This was the message of the Revd Dr Sam Wells, Vicar of St Martin-in-the-Fields, who preached at a special service to launch the renaming of the 311-year-old mission agency USPG – now known as Us.
He was speaking at St Margaret’s Church, Westminster, on Tuesday 20 November.
Mr Wells said: ‘In the good old days, we used to think being a missionary was about recognising a difference between us and them: “us”, who had resources, skills, and the gospel, and “them”, who had hunger and not much else.’
But, over the years, this picture has changed, he said. So much so that we came to realise that ‘there is no longer a them, there is only an us’.
And the final irony, he said, was that ‘if we’d never accepted the call to be a missionary, we’d probably never have found all that out’.
USPG (United Society for the Propagation of the Gospel) has become Us after research showed that the name USPG – based on a name coined in 1701 – no longer connected with people in the twenty-first century.
The Revd Canon Chris Chivers, Us Chair of Trustees, said: ‘The name Us is a reminder that God’s welcome is for all of us – Jesus’ promise of a full life is for every person, in every community.

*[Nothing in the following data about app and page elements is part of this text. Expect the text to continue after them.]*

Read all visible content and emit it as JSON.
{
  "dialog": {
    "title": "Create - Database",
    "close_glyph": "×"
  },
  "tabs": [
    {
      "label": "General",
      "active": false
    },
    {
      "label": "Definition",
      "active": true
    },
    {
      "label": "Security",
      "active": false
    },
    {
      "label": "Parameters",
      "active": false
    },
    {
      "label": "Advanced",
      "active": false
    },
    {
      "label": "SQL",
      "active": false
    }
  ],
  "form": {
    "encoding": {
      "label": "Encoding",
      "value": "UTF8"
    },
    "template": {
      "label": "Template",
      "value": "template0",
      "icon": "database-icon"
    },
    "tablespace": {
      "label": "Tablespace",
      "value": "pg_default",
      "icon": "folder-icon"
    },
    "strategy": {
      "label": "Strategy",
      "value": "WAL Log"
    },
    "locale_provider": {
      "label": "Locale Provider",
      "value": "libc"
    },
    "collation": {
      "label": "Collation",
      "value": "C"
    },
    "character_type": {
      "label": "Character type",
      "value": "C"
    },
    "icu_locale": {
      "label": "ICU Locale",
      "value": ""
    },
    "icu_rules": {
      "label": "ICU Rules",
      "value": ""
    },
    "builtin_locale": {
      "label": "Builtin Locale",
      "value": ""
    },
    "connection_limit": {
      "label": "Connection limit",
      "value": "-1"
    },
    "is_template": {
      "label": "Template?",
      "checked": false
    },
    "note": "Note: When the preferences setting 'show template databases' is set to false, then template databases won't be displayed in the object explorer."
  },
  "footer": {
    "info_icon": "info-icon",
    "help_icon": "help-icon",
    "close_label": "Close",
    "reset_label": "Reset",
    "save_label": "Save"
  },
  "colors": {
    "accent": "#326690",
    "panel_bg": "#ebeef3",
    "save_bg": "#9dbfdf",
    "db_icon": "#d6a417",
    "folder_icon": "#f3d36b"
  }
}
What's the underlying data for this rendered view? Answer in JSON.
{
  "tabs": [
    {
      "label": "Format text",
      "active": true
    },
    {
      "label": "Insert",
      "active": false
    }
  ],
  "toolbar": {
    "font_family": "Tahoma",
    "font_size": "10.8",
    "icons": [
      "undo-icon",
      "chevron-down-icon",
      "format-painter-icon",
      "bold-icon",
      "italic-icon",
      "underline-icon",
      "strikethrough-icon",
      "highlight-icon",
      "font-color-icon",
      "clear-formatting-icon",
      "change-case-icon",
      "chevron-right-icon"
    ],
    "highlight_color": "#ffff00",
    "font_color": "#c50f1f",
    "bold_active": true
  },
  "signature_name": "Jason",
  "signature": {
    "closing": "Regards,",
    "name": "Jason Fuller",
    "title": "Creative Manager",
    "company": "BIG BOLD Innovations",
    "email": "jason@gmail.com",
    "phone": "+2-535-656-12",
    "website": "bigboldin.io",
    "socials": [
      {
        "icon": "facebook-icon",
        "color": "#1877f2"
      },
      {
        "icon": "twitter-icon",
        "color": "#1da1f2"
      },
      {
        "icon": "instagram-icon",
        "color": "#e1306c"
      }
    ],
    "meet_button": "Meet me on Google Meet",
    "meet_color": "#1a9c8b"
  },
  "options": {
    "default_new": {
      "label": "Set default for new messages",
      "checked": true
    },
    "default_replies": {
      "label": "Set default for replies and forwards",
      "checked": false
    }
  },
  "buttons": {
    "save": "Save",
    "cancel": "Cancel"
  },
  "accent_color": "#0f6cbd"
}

Our work is helping to make this happen around the world.’
Acknowledging that the Us launch took place on the day General Synod voted against women bishops, Us Chief Executive Janette O’Neill said: ‘We were concerned that our launch event would be over-shadowed by the sadness of many at the outcome of the vote. But, far from it, my sense was that the launch of Us – with our emphasis on inclusion – was a sign of hope for the future of the Church of England.’
She said: ‘USPG changing its name to “Us” is a statement that everyone is included. In fact, the biggest cheer of the evening was reserved for a video looking at our history. The video explained how we were the first organisation to appoint a single woman as a missionary, which put us ahead of our time, this being 72 years before women got the vote in the UK. People cheered at this. It shows that an Anglican organisation is capable of standing up for equal rights.’
Speaking at the launch, Archbishop Rowan Williams praised the new name ‘Us’ as being a ‘wonderfully ambiguous and non-specific title’ which is suited to a world in which boundaries constantly shift because it is ‘very difficult to tell where “us” stops and “them” starts’.
Visit the new Us website at www.weareUs.org.uk